Herd of deer hanging out in Rocky Mountain National Park.

Every Season is Beautiful

Every season in RMNP is different, but beautiful in it’s own way.

Winter is quite cold, but still and quiet. The park is covered in a few feet of snow, and the mountains are snow capped. Snow shoes are almost always required, and parts of the park, like Trail Ridge Road are completely closed.

Spring brings less snow, and more green. Weather tends to be milder, and flowers start blooming toward late spring. Trail Ridge Road slowly starts to open up, and is usually fully open by Memorial Day Weekend.

Summer in Rocky Mountain National Park is usually warm, but rarely hot. It’s the most popular time for eloping in Rocky Mountain National Park.  The park is buzzing with people and wild life, during the day, but be aware that July-September is Monsoon season. Monsoon season brings almost daily afternoon Thunderstorms, which aren’t a joke out here (Colorado is ranked #2 for lightening strike deaths in the US, second only to Florida). You don’t want to be up high when they move in. Luckily they usually move out quickly as well, and the skies often open up with beautiful diffused lighting.

Autumn is colorful, but comes early at the higher elevation locations. Leaves will start changing as early as Labor Day and are usually gone by October. Aspen trees can be found throughout the park during this time. For most of what is considered Fall, it’s just slightly cooler than summer, but still beautiful, Come October, there’s always a chance that it will snow, so keep that in mind!

If you’re thinking about eloping in Rocky Mountain National Park, get in touch. I’d love to be a part of it!

Need some help planning, download a free copy of my Colorado Elopement Planning Guide!

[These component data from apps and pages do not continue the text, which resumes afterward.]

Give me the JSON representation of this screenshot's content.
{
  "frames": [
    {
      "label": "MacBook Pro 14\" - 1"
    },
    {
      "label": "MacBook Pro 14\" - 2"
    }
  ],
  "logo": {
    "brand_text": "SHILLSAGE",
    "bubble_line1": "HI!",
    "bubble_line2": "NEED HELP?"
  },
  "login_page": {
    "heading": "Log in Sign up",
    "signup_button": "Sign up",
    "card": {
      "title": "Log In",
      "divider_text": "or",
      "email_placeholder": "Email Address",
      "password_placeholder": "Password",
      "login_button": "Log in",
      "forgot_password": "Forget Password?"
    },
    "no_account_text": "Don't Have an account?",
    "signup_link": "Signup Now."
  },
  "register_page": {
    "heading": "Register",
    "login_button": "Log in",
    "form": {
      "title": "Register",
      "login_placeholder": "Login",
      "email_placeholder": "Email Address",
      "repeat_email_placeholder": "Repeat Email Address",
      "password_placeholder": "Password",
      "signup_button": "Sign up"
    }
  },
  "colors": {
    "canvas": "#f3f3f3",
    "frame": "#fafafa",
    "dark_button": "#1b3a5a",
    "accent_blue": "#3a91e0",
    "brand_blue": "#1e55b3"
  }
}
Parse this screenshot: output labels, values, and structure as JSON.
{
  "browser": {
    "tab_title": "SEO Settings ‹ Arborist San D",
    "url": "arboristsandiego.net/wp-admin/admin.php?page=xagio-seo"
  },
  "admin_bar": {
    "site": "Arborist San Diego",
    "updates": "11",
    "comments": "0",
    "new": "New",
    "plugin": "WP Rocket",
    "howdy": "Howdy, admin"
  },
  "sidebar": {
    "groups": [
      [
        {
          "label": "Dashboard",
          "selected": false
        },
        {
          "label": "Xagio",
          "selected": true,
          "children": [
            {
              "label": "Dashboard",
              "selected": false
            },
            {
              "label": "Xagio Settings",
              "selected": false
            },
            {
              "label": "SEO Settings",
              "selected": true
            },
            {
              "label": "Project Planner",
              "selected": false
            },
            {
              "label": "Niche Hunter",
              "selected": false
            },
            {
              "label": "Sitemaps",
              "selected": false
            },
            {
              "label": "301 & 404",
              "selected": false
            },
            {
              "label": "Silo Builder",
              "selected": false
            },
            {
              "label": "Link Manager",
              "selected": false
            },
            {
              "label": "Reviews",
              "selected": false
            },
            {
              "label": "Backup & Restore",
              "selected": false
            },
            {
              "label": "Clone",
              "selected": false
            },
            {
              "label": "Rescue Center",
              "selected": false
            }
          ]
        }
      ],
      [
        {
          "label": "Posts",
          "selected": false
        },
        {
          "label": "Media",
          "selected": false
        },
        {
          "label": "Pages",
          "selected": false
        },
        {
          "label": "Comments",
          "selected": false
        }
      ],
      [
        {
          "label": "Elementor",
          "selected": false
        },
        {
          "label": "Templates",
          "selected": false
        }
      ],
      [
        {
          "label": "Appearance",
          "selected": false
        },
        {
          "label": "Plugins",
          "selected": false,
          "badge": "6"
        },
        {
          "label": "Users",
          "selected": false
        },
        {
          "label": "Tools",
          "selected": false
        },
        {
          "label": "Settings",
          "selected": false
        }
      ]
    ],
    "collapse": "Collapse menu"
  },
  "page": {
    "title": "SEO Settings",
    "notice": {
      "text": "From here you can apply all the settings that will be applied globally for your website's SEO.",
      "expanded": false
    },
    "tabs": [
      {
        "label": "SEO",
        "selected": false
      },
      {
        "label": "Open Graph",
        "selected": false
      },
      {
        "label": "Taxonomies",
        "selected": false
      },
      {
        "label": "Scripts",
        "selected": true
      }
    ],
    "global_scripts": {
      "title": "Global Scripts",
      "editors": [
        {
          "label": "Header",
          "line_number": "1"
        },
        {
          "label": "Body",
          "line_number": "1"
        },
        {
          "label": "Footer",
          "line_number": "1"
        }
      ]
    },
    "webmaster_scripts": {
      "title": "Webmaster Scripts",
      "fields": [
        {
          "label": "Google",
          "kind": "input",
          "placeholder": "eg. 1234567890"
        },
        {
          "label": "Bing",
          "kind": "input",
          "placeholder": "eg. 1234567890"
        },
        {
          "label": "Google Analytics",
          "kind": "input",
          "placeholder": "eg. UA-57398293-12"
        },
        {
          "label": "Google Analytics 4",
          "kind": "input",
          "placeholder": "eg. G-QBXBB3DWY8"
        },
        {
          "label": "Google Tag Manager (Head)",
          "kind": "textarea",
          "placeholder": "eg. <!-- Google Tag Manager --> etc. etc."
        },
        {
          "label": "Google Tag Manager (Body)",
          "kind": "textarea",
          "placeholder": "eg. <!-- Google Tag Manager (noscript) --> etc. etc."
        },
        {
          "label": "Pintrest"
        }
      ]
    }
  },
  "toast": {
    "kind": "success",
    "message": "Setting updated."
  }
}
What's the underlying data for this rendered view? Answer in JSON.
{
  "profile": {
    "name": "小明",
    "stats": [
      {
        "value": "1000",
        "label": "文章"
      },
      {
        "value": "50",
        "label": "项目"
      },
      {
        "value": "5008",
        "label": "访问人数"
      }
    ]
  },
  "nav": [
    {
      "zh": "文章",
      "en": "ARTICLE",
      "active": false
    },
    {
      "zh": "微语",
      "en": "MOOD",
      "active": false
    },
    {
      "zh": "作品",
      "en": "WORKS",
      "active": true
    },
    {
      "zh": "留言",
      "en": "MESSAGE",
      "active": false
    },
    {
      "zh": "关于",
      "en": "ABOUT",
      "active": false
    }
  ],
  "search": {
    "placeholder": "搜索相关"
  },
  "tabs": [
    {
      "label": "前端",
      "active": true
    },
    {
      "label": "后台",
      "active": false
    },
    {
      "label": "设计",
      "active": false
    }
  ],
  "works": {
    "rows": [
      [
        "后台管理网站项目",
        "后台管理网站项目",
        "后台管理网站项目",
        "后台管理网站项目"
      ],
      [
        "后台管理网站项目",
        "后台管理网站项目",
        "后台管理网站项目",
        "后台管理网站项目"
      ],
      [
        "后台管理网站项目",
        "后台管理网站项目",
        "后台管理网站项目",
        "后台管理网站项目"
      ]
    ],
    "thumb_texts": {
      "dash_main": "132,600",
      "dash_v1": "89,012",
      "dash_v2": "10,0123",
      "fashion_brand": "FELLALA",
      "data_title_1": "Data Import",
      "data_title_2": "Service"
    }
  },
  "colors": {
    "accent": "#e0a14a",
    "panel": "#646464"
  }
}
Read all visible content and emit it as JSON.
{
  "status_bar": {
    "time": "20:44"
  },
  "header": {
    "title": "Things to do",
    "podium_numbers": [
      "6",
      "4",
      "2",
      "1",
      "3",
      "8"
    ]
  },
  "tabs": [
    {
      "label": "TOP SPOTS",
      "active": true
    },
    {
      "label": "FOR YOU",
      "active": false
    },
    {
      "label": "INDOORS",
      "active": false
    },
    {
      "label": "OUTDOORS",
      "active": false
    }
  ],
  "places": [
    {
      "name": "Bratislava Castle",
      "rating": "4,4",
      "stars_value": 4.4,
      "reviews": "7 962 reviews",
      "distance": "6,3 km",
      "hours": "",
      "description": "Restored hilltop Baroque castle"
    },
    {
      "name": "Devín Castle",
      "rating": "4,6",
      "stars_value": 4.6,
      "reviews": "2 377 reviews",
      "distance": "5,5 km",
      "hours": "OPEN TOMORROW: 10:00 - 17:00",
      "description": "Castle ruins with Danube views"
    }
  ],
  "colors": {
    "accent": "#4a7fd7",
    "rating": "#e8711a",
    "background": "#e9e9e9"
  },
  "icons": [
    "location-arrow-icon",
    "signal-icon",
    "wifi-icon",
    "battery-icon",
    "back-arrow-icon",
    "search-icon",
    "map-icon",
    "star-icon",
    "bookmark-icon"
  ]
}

April at Bear Lake in Rocky Mountain National Park.
April at Bear Lake in Rocky Mountain National Park.